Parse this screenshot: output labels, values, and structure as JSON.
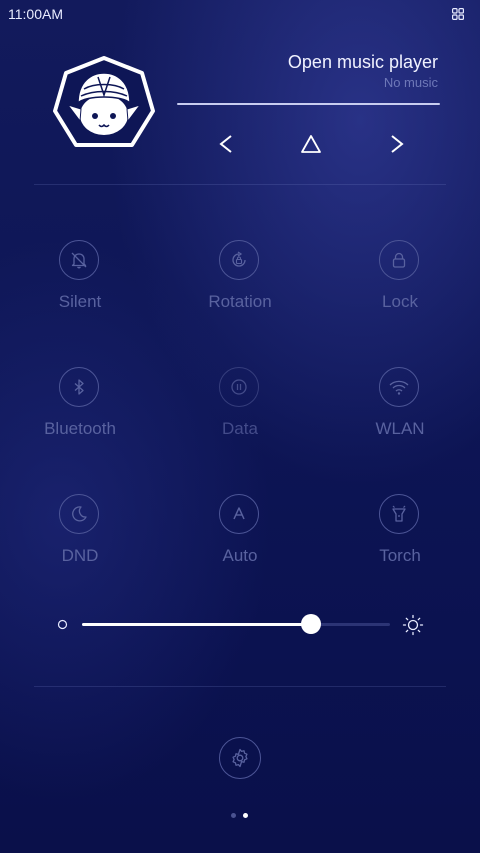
{
  "status_bar": {
    "time": "11:00AM",
    "right_icon": "grid-icon"
  },
  "music": {
    "title": "Open music player",
    "subtitle": "No music",
    "controls": {
      "previous_icon": "chevron-left-icon",
      "play_icon": "triangle-play-icon",
      "next_icon": "chevron-right-icon"
    }
  },
  "tiles": [
    {
      "label": "Silent",
      "icon": "bell-off-icon"
    },
    {
      "label": "Rotation",
      "icon": "rotation-lock-icon"
    },
    {
      "label": "Lock",
      "icon": "padlock-icon"
    },
    {
      "label": "Bluetooth",
      "icon": "bluetooth-icon"
    },
    {
      "label": "Data",
      "icon": "mobile-data-icon"
    },
    {
      "label": "WLAN",
      "icon": "wifi-icon"
    },
    {
      "label": "DND",
      "icon": "moon-icon"
    },
    {
      "label": "Auto",
      "icon": "auto-brightness-icon"
    },
    {
      "label": "Torch",
      "icon": "flashlight-icon"
    }
  ],
  "brightness": {
    "level_percent": 74.5,
    "min_icon": "dim-circle-icon",
    "max_icon": "sun-icon"
  },
  "bottom": {
    "settings_icon": "gear-icon",
    "pages_total": 2,
    "current_page": 2
  },
  "colors": {
    "background_top": "#121a5c",
    "background_bottom": "#0a104a",
    "tile_label": "#59629f",
    "accent": "#ffffff"
  }
}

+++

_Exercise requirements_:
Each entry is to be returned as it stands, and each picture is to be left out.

_Completed task_:
Parse this screenshot: output labels, values, and structure as JSON.
{
  "status_bar": {
    "time": "11:00AM",
    "right_icon": "grid-icon"
  },
  "music": {
    "title": "Open music player",
    "subtitle": "No music",
    "controls": {
      "previous_icon": "chevron-left-icon",
      "play_icon": "triangle-play-icon",
      "next_icon": "chevron-right-icon"
    }
  },
  "tiles": [
    {
      "label": "Silent",
      "icon": "bell-off-icon"
    },
    {
      "label": "Rotation",
      "icon": "rotation-lock-icon"
    },
    {
      "label": "Lock",
      "icon": "padlock-icon"
    },
    {
      "label": "Bluetooth",
      "icon": "bluetooth-icon"
    },
    {
      "label": "Data",
      "icon": "mobile-data-icon"
    },
    {
      "label": "WLAN",
      "icon": "wifi-icon"
    },
    {
      "label": "DND",
      "icon": "moon-icon"
    },
    {
      "label": "Auto",
      "icon": "auto-brightness-icon"
    },
    {
      "label": "Torch",
      "icon": "flashlight-icon"
    }
  ],
  "brightness": {
    "level_percent": 74.5,
    "min_icon": "dim-circle-icon",
    "max_icon": "sun-icon"
  },
  "bottom": {
    "settings_icon": "gear-icon",
    "pages_total": 2,
    "current_page": 2
  },
  "colors": {
    "background_top": "#121a5c",
    "background_bottom": "#0a104a",
    "tile_label": "#59629f",
    "accent": "#ffffff"
  }
}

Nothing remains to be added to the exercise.